[Extracted information — start]

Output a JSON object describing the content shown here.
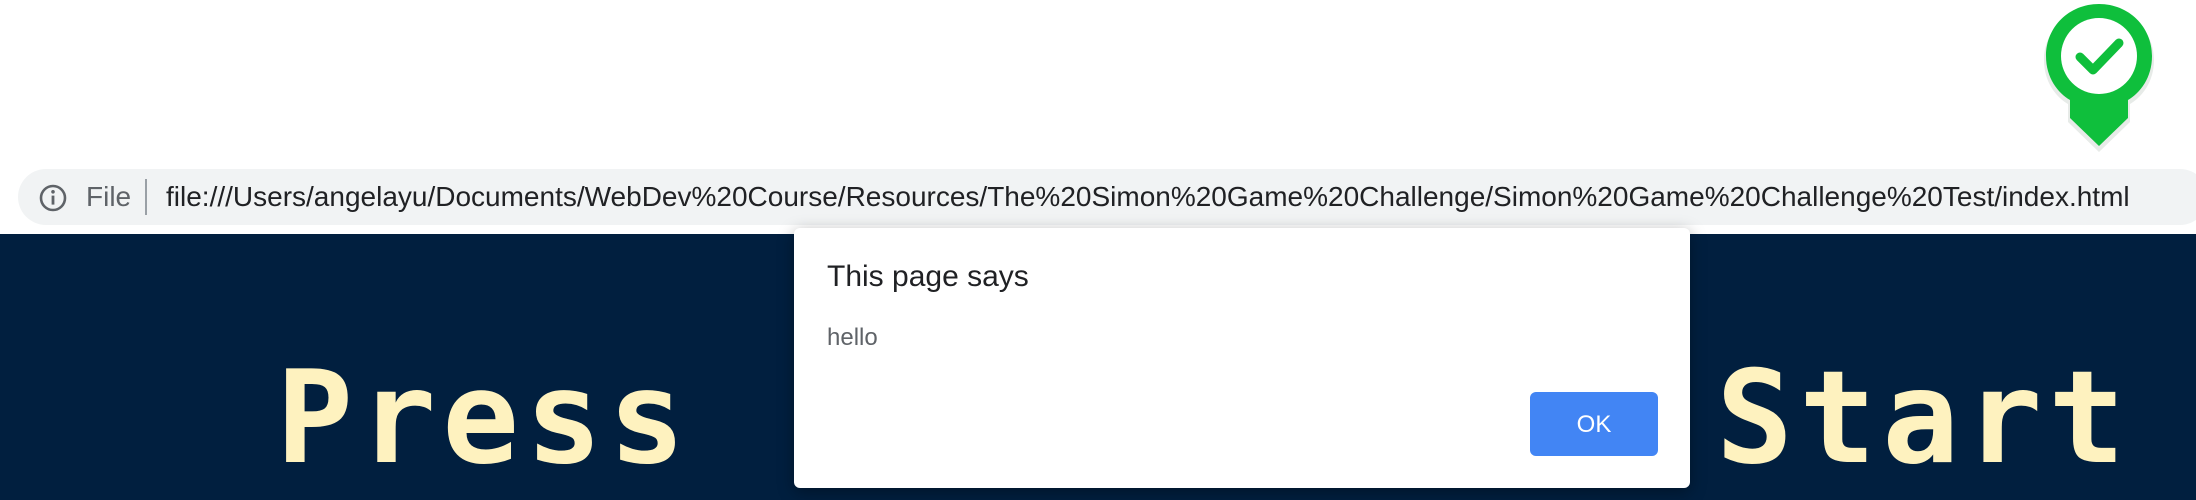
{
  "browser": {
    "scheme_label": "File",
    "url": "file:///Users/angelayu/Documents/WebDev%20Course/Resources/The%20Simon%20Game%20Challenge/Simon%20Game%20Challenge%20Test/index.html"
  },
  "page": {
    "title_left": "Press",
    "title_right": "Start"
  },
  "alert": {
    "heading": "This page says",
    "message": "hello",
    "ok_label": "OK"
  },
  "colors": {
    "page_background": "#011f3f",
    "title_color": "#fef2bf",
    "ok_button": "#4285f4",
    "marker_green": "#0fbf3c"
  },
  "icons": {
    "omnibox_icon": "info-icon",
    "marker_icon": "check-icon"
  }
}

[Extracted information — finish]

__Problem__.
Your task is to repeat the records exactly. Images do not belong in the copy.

__Task response__.
Output a JSON object describing the content shown here.
{
  "browser": {
    "scheme_label": "File",
    "url": "file:///Users/angelayu/Documents/WebDev%20Course/Resources/The%20Simon%20Game%20Challenge/Simon%20Game%20Challenge%20Test/index.html"
  },
  "page": {
    "title_left": "Press",
    "title_right": "Start"
  },
  "alert": {
    "heading": "This page says",
    "message": "hello",
    "ok_label": "OK"
  },
  "colors": {
    "page_background": "#011f3f",
    "title_color": "#fef2bf",
    "ok_button": "#4285f4",
    "marker_green": "#0fbf3c"
  },
  "icons": {
    "omnibox_icon": "info-icon",
    "marker_icon": "check-icon"
  }
}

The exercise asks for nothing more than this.